Top of DATA FOR REVIEW
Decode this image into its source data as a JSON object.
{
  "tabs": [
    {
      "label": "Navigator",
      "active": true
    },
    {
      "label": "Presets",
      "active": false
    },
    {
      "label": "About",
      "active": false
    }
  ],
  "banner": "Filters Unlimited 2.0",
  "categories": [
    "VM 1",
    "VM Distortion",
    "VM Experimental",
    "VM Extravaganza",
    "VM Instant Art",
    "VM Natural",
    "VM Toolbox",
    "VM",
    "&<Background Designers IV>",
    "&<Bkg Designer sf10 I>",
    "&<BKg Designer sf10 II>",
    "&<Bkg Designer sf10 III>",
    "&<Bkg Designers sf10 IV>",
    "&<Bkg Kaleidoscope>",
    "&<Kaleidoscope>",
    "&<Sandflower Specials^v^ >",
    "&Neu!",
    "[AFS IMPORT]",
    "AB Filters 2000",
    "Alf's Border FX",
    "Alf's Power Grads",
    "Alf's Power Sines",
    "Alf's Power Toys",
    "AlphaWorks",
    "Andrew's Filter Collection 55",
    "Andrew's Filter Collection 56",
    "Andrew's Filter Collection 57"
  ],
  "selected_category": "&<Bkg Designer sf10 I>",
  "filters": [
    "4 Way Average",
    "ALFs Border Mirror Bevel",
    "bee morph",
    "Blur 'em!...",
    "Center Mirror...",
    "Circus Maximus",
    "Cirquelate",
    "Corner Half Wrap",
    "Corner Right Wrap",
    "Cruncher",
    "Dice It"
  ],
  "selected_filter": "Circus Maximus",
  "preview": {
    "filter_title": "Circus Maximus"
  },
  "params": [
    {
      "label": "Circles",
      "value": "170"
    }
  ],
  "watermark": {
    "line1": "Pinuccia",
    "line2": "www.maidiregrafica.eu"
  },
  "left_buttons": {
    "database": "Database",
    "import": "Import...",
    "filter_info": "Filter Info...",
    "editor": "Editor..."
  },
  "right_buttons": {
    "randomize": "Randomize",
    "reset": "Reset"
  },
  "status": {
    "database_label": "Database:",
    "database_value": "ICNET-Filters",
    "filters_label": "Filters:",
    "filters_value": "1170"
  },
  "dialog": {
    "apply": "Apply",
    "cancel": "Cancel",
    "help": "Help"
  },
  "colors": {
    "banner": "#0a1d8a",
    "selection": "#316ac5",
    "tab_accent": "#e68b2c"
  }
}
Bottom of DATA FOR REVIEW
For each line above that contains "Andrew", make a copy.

TASK RESPONSE:
    "Andrew's Filter Collection 55",
    "Andrew's Filter Collection 56",
    "Andrew's Filter Collection 57"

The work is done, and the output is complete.